Thirty children at Cooke Elementary School went home last Friday with a backpack full of food to prepare them to come back Monday morning focused and not hungry.
A group of around ten people gathered in the gym of Cooke Elementary for the first time on Thursday afternoon to fill plastic bags with many food items that might be taken for granted, but not for these children.
“Over 90 percent of students at Cooke are on free or reduced lunch aid,” club president junior Nakao Mauch said. This high number of children in need gave Blessings in a Backpack a school to start the meals at.
Blessings in a Backpack is a national organization and has started a chapter at Knox College due in part to Mauch and the help of Reverend David Parker and First Presbyterian Church.
“We are planning to open up more to the campus.
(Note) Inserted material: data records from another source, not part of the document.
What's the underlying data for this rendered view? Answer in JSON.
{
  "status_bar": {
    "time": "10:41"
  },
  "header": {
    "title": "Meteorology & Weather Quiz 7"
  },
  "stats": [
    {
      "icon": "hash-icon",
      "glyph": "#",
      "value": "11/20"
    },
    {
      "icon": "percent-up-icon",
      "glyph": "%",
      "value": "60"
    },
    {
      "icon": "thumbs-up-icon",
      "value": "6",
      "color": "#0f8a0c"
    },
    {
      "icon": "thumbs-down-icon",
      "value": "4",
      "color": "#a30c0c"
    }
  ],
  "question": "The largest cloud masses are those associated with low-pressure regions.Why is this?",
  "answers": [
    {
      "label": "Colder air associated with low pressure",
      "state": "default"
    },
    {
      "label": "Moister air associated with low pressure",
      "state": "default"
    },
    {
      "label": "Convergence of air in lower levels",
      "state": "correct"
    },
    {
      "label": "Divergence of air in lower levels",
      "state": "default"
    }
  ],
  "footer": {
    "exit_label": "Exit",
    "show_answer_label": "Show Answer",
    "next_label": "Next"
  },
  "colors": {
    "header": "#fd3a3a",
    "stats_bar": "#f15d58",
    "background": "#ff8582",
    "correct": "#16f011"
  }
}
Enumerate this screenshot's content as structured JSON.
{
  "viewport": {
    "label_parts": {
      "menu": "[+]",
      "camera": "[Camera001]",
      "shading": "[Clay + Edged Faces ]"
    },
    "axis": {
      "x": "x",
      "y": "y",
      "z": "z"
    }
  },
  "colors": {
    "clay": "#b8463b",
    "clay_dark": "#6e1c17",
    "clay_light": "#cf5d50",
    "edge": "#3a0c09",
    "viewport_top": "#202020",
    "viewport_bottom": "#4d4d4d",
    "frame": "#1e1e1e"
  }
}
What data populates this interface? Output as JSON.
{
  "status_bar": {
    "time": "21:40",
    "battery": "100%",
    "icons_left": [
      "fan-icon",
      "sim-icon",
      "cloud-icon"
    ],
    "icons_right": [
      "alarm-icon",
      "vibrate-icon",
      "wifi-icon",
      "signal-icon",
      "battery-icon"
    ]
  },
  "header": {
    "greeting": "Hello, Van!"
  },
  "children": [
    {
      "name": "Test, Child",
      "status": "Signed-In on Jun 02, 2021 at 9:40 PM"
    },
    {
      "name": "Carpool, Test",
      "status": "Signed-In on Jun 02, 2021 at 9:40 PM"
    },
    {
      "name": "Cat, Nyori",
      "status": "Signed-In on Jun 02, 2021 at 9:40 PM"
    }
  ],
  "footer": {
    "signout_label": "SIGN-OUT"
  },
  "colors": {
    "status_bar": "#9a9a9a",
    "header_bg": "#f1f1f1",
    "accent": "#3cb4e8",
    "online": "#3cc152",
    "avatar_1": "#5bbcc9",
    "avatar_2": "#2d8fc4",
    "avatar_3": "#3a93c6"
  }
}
We have had tons of help from the International Students Club and Ed Studies Club and a few other clubs like that,” Mauch said.
The organization has put together some fundraising events on campus last year and hopes to have more of them this year to maintain the funding needed.
The club, which was founded in January began feeding children for the first time last week after months of organizing and fundraising.
“We have been wanting to find another way that we can get involved in the community,” Rev. Parker said. “We do a lot of mission projects and this is one way we had hoped to help out.”
The program is able to feed a child for a whole year with just $80. This is possible due in part to the generosity of Hy-Vee.
“It helps the kids come to school on Monday ready to learn. They will have enough food in each of their backpacks to last throughout the weekend,” Mauch said.
With the help of the First Presbyterian Church, the club has been able to raise around $10,000. The money will allow them to expand to help more children, cover more schools and continue the program past the end of the school year.
During the first week, about half of the volunteers were from Knox and the other half from the church.
The church has put on a few different fundraisers including a pancake dinner at Applebee’s and has received $7,000 through a grant.
“We received a $7,000 grant and we were in hopes that if we had one hundred kids here, that was going to cost us about $8,000,” Rev. Parker said.
The grant will allow the organization to feed children for years to come, Parker and Mauch believe. This Friday, they hope to feed 32 children and expand in future weeks as their club grows and the word gets out to other children at the school.
The children receive a variety of food that normally their families may not be able to afford. While the group looks to see if the child is on the free or reduced lunch programs, they do not have any qualifications per se with who receives help from Blessings in a Backpack.
The club hosts meetings on Thursday at 5 p.m. in the Roger Taylor Lounge.